X-RAY ECLIPSE DIAGNOSIS OF THE EVOLVING MASS LOSS IN THE RECURRENT NOVA U SCORPII 2010
journal contributionposted on 01.02.2016, 12:39 by D. Takei, J. J. Drake, M. Tsujimoto, J-U. Ness, Julian Paul Osborne, S. Starrfield, S. Kitamoto
We report the Suzaku detection of the earliest X-ray eclipse seen in the recurrent nova U Scorpii 2010. A target-of-opportunity observation 15 days after the outburst found a 27% ± 5% dimming in the 0.2-1.0 keV energy band at the predicted center of an eclipse. In comparison with the X-ray eclipse depths seen at two later epochs by XMM-Newton, the source region shrank by about 10%-20% between days 15 and 35 after the outburst. The X-ray eclipses appear to be deeper than or similar to contemporaneous optical eclipses, suggesting the X-ray and optical source region extents are comparable on day 15. We raise the possibility of the energy dependency in the photon escape regions, and that this would be a result of the supersoft X-ray opacity being higher than the Thomson scattering opacity at the photosphere due to bound-free transitions in abundant metals that are not fully ionized.

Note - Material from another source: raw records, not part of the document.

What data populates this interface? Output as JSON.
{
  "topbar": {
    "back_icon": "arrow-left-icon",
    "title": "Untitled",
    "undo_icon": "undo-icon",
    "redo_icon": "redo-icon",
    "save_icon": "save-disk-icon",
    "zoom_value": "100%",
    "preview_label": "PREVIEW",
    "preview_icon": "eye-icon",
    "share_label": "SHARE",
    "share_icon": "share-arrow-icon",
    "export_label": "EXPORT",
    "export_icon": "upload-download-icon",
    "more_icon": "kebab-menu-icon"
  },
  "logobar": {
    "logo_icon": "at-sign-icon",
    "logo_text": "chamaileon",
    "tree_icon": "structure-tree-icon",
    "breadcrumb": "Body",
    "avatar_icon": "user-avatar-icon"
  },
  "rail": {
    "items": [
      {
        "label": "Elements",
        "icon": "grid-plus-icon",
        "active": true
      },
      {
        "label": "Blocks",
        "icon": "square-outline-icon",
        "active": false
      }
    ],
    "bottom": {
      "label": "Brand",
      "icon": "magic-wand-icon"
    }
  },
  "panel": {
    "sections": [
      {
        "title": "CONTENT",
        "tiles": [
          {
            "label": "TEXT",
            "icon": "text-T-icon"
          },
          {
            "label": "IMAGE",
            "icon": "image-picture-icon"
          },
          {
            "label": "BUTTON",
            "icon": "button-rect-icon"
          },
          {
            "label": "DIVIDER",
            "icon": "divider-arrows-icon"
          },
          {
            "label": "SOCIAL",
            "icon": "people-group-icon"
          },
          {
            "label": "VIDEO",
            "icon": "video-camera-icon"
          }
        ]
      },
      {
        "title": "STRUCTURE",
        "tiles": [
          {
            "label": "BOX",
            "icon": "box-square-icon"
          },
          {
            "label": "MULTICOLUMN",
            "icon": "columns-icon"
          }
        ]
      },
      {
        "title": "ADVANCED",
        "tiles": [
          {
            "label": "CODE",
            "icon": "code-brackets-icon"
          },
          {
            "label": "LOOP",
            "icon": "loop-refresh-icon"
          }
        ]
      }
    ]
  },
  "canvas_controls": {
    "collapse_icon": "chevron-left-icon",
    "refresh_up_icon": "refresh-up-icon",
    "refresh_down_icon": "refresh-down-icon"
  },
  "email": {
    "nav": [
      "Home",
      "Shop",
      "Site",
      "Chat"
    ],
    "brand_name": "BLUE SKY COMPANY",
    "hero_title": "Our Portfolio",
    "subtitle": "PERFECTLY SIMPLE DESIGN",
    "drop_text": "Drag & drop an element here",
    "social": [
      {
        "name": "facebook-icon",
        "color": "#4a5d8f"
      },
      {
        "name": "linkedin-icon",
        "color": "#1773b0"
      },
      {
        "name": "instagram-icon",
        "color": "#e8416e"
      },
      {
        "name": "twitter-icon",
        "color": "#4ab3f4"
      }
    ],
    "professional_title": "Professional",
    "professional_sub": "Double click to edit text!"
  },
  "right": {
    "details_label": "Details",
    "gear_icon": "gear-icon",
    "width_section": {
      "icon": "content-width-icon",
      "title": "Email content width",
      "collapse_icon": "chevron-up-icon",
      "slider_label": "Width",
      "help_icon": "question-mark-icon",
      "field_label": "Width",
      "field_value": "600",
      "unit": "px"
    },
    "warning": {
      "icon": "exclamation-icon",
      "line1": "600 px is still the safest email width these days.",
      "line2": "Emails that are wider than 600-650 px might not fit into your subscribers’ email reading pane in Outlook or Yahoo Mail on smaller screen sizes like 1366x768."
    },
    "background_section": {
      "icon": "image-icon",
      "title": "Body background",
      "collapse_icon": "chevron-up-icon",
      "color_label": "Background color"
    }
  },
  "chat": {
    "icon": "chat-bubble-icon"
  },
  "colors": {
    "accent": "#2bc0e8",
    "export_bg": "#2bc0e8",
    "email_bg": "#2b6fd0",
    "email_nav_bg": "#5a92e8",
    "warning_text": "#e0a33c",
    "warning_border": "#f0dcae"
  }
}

Assuming a spherically symmetric model, we constrain the mass-loss rate as a function of time. For a ratio of actual to Thomson opacity of 10-100 in supersoft X-rays, we find an ejecta mass of about 10[Superscript: –7]-10[Superscript: –6] M ☉.